The voice work is adequate and unspectacular, with the replacement of Matthew Lillard with Will Forte not being as much of an issue as I’d expected. Forte brings a level of sympathy to Shaggy, especially when his best friend looks to be leaving him. The best vocals come from Jason Isaacs (Cars 2, Lucious Malfoy in Harry Potter) as Dick Dastardly who’s having far too much fun with the meagre material he’s given. Mark Wahlberg (Instant Family, Ted) raises a smile by bringing his usual comedic shtick as the chicken-hearted Blue Falcon while Efron (Fred), Rodriguez (Velma) and Seyfried (Daphne) barely have any time on screen to make an impact. And then there’s Scooby.
Here’s a complaint I didn’t expect to be making: Scooby talks too much. From what I recall, his responses are limited to one or a few words, a mischievous laugh and cowardly yelps. Here, he cracks wise with the best of them, having more conversations than the majority of Mystery Inc, who are essentially relegated to supporting characters in their own film, and frequently has to have the last word. He’s played by long time series contributor Frank Welker, who voiced Fred all but two (this included) incarnations. He’s been the anthropomorphic version of Scooby since 2002, but for me personally it’s not a voice that fits.
One of the biggest issues with Scoob! is it’s outdated before it’s even began to age. As I said, talent show mogul Simon Cowell of all people is a huge part of proceedings, being name-dropped at least six times and being the reason why the gang break up in the first place. Read that again. Simon. Cowell. A man who’s about as relevant in 2020 as the show’s namesake bracelets. Jokes about Netflix, a duet from A Star Is Born (a film that its young target audience shouldn’t even know about) and references to real-world figures like the Hemsworth Brothers and The Rock lock Scoob! firmly into a moment in time that won’t be worth revisiting. Attempts to appease adults by naming weapons ‘F-Bombs’ and Scooby making Dastardly repeatedly yell his first name might elicit a titter (even I’m bordering on being bawdy now…) but it’s the lowest of hanging fruit and hardly an achievement.
A few nostalgic nods are extremely welcomed and a shot-for-shot recreation of the original series opening in the new animated style is an enjoyable jaunt down memory lane. Fans of the old Hanna-Barbera shows are likely to get a kick out of the cameos and Easter Eggs littered throughout, but it’s not enough to let Scoob! off the leash scot-free. It won’t take a group of meddling kids to unmask this cash-grabbing imposter.

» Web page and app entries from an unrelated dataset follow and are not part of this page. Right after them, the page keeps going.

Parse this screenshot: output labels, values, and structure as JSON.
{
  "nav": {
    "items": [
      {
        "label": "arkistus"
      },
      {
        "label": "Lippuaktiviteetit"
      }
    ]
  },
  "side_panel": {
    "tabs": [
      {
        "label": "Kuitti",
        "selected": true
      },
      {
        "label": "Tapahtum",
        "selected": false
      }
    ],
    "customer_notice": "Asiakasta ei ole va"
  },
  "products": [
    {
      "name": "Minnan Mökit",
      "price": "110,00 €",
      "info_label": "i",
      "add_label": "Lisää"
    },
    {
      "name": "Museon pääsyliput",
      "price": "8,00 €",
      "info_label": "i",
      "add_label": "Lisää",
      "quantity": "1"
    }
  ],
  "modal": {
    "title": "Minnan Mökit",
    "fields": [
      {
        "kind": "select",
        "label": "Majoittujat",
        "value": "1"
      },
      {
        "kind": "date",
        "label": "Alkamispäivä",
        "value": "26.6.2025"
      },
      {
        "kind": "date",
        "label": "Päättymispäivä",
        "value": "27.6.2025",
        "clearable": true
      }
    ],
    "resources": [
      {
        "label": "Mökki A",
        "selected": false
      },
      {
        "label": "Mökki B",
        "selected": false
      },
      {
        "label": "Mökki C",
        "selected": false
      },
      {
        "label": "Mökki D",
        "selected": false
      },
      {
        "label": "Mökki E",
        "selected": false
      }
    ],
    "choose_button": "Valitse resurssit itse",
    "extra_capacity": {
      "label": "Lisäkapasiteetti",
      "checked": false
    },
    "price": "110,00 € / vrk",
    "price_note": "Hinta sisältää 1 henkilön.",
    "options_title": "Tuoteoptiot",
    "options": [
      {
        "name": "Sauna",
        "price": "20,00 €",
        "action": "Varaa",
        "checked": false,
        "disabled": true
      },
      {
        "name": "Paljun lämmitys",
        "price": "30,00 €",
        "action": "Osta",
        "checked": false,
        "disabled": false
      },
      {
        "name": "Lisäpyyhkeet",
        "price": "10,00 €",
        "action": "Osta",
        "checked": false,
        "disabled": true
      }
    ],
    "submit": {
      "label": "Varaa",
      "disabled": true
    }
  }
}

Scoob! is now available on UK Digital Platforms. For ways to watch, visit watchscoob.co.uk.
Nostalgic nods are extremely welcome
Wahlberg and Isaacs sound like they're having fun at least
Contrived attempt at a Hannah Barbera Shared Universe
Scooby talks too much
Outdated before its began to age with time-specific jokes